Alma describes the Savior as having a trio of attributes: grace, equity, and truth. Today, I’m pondering how those attributes work together and how I can incorporate them into my life. Here’s my understanding of the three terms:
- grace – unmerited blessings; a willingness to give to others without expecting anything in return, or at least with a knowledge that the recipient can never fully repay you
- equity – fairness and even-handedness; the absence of bias or favoritism
- truth – an accurate “knowledge of things as they really are” (D&C 93:24); a willingness to face difficult facts and avoid self-deception (even when you really want something to be true)
What happens if you develop one of these attributes without the others?
- If you have grace, but not equity or truth, you might sympathize with specific individuals and champion their causes without considering the impact on other people. You might also “run faster…than you have strength” (D&C 10:4), trying to serve others in a way that is not sustainable over time.
- If you have equity, but not grace or truth, you may be so focused on doing things “the right way” that you fail to recognize the unique needs of individuals. You may apply policies effectively and consistently, but may fail to perceive cases where exceptions to the policy are in order.
- If you have truth, but not grace or equity, you may have a rock-solid understanding of the world around you but may be completely incapable of applying that understanding to real-world problems in a way that helps other people and makes the world a better place.
I am grateful for a God who perfectly embodies the attributes of grace, equity, and truth.
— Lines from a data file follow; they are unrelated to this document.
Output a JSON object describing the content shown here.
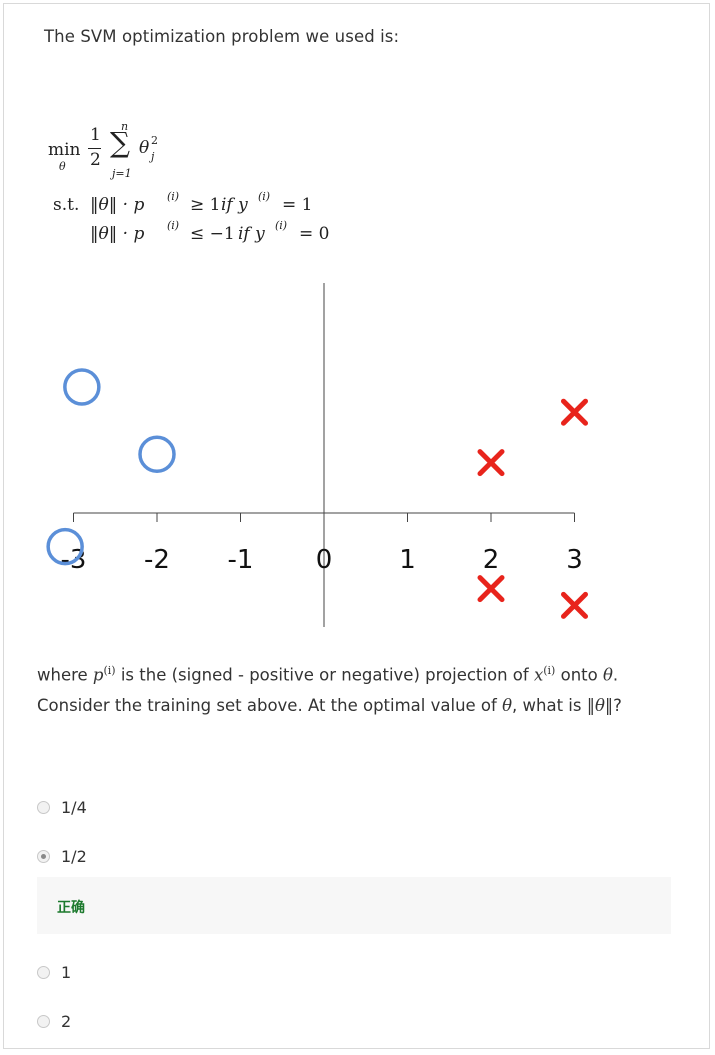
{
  "question": {
    "intro": "The SVM optimization problem we used is:",
    "formula": {
      "min": "min",
      "sub_theta": "θ",
      "frac_num": "1",
      "frac_den": "2",
      "sum_top": "n",
      "sum_sym": "∑",
      "sum_bottom": "j=1",
      "theta_j": "θ",
      "theta_sup": "2",
      "theta_sub": "j",
      "st": "s.t.",
      "c1_lhs": "‖θ‖ · p",
      "c1_sup": "(i)",
      "c1_rel": "≥ 1",
      "c1_cond": "if y",
      "c1_cond_sup": "(i)",
      "c1_cond_rhs": "= 1",
      "c2_lhs": "‖θ‖ · p",
      "c2_sup": "(i)",
      "c2_rel": "≤ −1",
      "c2_cond": "if y",
      "c2_cond_sup": "(i)",
      "c2_cond_rhs": "= 0"
    },
    "text_part1": "where ",
    "p_sym": "p",
    "p_sup": "(i)",
    "text_part2": " is the (signed - positive or negative) projection of ",
    "x_sym": "x",
    "x_sup": "(i)",
    "text_part3": " onto ",
    "theta_sym": "θ",
    "text_part4": ".",
    "line2_part1": "Consider the training set above. At the optimal value of ",
    "line2_theta": "θ",
    "line2_part2": ", what is ",
    "line2_norm": "‖θ‖",
    "line2_part3": "?"
  },
  "chart_data": {
    "type": "scatter",
    "title": "",
    "xlabel": "",
    "ylabel": "",
    "x_ticks": [
      "-3",
      "-2",
      "-1",
      "0",
      "1",
      "2",
      "3"
    ],
    "xlim": [
      -3,
      3
    ],
    "series": [
      {
        "marker": "circle",
        "color": "#5b8fd8",
        "x": [
          -2.9,
          -2.0,
          -3.1
        ],
        "y": [
          1.5,
          0.7,
          -0.4
        ]
      },
      {
        "marker": "cross",
        "color": "#e8241c",
        "x": [
          3.0,
          2.0,
          2.0,
          3.0
        ],
        "y": [
          1.2,
          0.6,
          -0.9,
          -1.1
        ]
      }
    ]
  },
  "options": [
    {
      "label": "1/4",
      "checked": false
    },
    {
      "label": "1/2",
      "checked": true
    },
    {
      "label": "1",
      "checked": false
    },
    {
      "label": "2",
      "checked": false
    }
  ],
  "feedback": {
    "text": "正确",
    "color": "#1d7a2e"
  }
}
Today, I renew my commitment to develop all three of these attributes in emulation of Him: to be simultaneously generous, fair, and honest.